In the first discourse itself, Dhamma chakka pavattana sutta, the Buddha identified three reasons for suffering; sensual craving – kama thanha, the craving for existence – bhava thanha, and craving for non existence – vibhava thanha.
Apropos the article in the Sunday Island of 3.6.18 headlined ‘Life Everlasting -is there life after death’ – by Mr. Christopher Rezel [CR], permit me to share some thoughts regarding his reference to Gautama Buddha’s approach to life after death. Mr. CR has commented inter alia as follows, He said at death humans would pass on into Nirvana, or nothingness.”

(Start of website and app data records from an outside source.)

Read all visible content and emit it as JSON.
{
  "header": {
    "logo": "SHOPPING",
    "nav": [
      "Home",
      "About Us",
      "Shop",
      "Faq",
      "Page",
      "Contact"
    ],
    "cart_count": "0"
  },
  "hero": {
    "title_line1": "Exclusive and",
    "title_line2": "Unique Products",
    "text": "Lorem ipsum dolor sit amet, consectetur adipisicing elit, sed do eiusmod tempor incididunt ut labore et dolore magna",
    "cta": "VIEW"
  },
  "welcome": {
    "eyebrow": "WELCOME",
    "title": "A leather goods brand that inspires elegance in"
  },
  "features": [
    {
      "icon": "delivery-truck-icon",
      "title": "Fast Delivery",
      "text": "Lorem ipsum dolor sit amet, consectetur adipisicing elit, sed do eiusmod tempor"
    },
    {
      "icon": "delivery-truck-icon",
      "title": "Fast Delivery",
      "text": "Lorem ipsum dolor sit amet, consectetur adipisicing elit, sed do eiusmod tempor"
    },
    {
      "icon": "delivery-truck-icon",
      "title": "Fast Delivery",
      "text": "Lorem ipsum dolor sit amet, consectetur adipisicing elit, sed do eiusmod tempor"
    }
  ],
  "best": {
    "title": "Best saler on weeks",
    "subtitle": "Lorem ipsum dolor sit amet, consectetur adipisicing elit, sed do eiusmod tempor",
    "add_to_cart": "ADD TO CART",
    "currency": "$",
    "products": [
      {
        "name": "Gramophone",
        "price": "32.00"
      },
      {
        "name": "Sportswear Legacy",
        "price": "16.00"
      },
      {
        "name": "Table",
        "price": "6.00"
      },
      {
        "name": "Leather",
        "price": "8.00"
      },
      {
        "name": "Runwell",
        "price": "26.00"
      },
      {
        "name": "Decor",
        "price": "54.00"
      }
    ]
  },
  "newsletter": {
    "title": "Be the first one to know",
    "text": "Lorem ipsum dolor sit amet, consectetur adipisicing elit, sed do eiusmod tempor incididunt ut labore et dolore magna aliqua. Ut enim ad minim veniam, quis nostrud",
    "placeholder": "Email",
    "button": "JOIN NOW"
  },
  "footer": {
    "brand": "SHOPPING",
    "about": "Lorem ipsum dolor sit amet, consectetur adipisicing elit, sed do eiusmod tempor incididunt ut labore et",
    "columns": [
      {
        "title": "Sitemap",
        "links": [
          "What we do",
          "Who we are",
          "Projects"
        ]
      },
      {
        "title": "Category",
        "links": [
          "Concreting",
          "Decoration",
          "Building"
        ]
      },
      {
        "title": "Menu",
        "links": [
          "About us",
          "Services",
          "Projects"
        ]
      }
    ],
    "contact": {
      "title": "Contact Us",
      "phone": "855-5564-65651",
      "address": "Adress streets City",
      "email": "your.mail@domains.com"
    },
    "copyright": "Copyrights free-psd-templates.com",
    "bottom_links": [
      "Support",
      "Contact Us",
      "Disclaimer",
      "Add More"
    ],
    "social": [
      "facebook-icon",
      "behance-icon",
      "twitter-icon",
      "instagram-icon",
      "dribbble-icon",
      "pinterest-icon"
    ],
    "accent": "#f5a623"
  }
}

This statement does not appear to represent accurately what the Buddha has preached about rebirth or re-becoming.
Firstly, what the Buddha taught was about suffering of living beings and the way out of suffering in Sansara. Sansara is the process of birth, death and re-becoming in various spheres of existence. In the first discourse itself, Dhamma chakka pavattana sutta, the Buddha identified three reasons for suffering i.e. sensual craving – kama thanha, the craving for existence – bhava thanha, and craving for non existence – vibhava thanha. Bhava thanha refers to the inborn urge of living beings for re-becoming. Thus the concept of rebirth / re-becoming, is integral to understanding the Buddhist approach to liberation. This position is also clearly set out by the Buddha in his explanation of Dependent Origination -Paticcasamuppada, the forward section of which also falls under ’cause of suffering’ dukka samudaya.
Secondly, in order to reach the state of Nibbana, the Buddha’s advice was to follow the Middle Path -the Noble Eightfold Path – by abandoning indulgence of pleasure and tormenting. “That is the middle way discovered by a Perfect One, which gives vision, which gives knowledge, and which leads to peace, to direct acquaintance , to discovery, to Nibbana” — Dhamma cakka pavattana sutta.
Thirdly, Nibbana is not a state to be reached after the death of a person, but achievable in this very life itself, by complete abandoning of, greed, hatred and ignorance
Fourthly suffering in Sansara is not confined to human beings, but to all beings that have not attained the supreme state of Nibbana.
Colombo – 8